Dear James (and List),
Thanks for your post, and I agree with your analysis.
> What do you do with the reading of Codex W in Luke 2:7, where TON
> PRWTOTOKON is absent? It looks like there was some motivation to
> omit the reference to "the firstborn" in Luke 2:7. If there, why not
> here in Mt. 1:25?
Indeed a good observation, but one that might be countered by the
consideration that W in Luke merely reflects harmonization to the
reading of Aleph B OL OS Coptic at Matt 1:25.
Jonathan C. Borland
Below are a few notes on the passage by some text critics I admire:
Johann Albrecht Bengel (Apparatus criticus ad Novum Testamentum [ed.
Philipp David Burk; 2d ed.; Tubingae: sumtibus Io. Georgii Cottae,
1763], 93): “For Helvidius and Jerome in a book against him discussed
among many other things the addition after Matthew’s words, which very
often in that place are rendered as “until she bore a son,” and they
immediately claim that the new argument selected from the term
“firstborn” is only from Luke 2:7. And it indeed appears that the
clause has been carried from Luke over to Matthew. If Barb. 1. [= ?]
and Coptic drew this reading from the Greek manuscripts, then they
have great weight: and conversely if they received it from the Latin,
then they strongly corroborate the sincere reading of the very old
Latin interpreter. In some places our judgment proceeds differently
than before: and still I must say to myself that no one would have
written it out of capriciousness. For I do not accept those things
which they had strengthened with a pristine use; but, nevertheless, if
truth so orders, I do not shun the reading: but I proceed little by
little into those things which, being broken, they put back together,
things which must be drawn out from their own situation."
Johann Jakob Wettstein (Novum Testamentum graecum [2 vols.;
Amstelaedami: Ex officina Dommeriana, 1751, 1752], 1:239): “They were
omitted out of diligence, as J. Mill has judged (Comm., 18), lest one
suppose, as Helvidius, that Mary had given birth to others after she
had brought forth Jesus into the light."
Johann Jakob Griesbach (Commentarius criticus in textum graecum Novi
Testamenti [2 vol.; J. C. G. Goepferdt, 1798, 1811], 1:17): “TON
before UION and AUTHS TON PRWTOTOKON were deliberately omitted (as
also PRIN H SUNELQEIN AUTOUS is missing from two manuscripts in 1:18),
so that it not be believed that Mary gave birth to many babies after
Christ was born. It appears less probable that it was moved to this
place from Luke 2:7."
Karl Friedrich August Fritzsche (Evangelium Matthaei [Lipsiae:
Sumtibus Frederici Fleischeri, 1826], 55): “Someone cut short this
expression, which somewhere (see Griesbach) was clearly omitted, not

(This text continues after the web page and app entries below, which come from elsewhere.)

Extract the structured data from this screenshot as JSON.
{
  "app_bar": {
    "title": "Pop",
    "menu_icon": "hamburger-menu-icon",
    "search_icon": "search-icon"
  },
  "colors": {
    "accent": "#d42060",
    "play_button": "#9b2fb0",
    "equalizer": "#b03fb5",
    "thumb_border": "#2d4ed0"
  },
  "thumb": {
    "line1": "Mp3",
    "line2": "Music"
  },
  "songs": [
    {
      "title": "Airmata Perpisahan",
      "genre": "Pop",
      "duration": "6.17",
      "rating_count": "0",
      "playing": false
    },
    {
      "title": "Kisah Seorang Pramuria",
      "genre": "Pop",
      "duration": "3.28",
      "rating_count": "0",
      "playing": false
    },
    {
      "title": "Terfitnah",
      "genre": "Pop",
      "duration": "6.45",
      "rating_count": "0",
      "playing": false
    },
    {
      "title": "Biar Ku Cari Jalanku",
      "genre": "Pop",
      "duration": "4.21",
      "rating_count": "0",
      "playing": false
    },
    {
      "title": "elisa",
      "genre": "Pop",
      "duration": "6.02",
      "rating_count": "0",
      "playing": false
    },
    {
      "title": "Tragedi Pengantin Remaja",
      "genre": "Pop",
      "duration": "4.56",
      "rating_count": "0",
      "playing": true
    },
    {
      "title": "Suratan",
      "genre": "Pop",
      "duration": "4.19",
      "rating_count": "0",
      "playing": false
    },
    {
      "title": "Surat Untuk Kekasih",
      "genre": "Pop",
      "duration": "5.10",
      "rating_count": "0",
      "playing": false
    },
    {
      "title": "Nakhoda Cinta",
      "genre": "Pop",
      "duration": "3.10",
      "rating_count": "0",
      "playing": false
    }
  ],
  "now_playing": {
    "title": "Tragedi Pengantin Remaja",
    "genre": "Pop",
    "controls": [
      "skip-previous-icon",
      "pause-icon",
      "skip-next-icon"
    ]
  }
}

absurdly out of diligence, seeing how it appeared clearly superfluous,
since whatever woman who gives birth brings forth her own children.
For truly the Evangelist spoke such by a predetermined plan to signify
that there was no need either for Joseph or for any another mortal to
intervene with this child of Mary."
Samuel Thomas Bloomfield (Critical Annotations [London: Longman,
Green, Longman, and Roberts, 1860], 1): “Not only is the authority for
cancelling AUTHS TON PROF. [sic] very insufficient, but internal
evidence is quite in favour of the words, from the greater likelihood
that they should have been omitted (whether, as [Alford] thinks, from
superstitious veneration for Mary, I would not say) than inserted,
from what cause soever."
Heinrich August Wilhelm Meyer (Critical and Exegetical Hand-book to
the Gospel of Matthew [trans. from the 6th German ed. Peter Christie;
rev. and ed. Frederick Crombie and William Stewart; New York: Funk &
Wagnalls, 1890], 35): “Certainly (comp. especially Bengel) the
Received reading has the appearance of having originated from Luke ii.
7 (where there is no various reading). The witnesses, however, in
favor of the Recepta greatly preponderate; the virginity of Mary, also
(against which, according to the testimony of Jerome, doubts were
raised in consequence of the PRWTOTOKON), certainly more probably
suggested the removal of the PRWTOTOKON than its insertion. Comp. Mill
and Wetstein. Finally, had UION merely been the original reading in
the present passage, the PRWTOTOKON in Luke ii. 7 could scarcely have
remained unassailed” (35).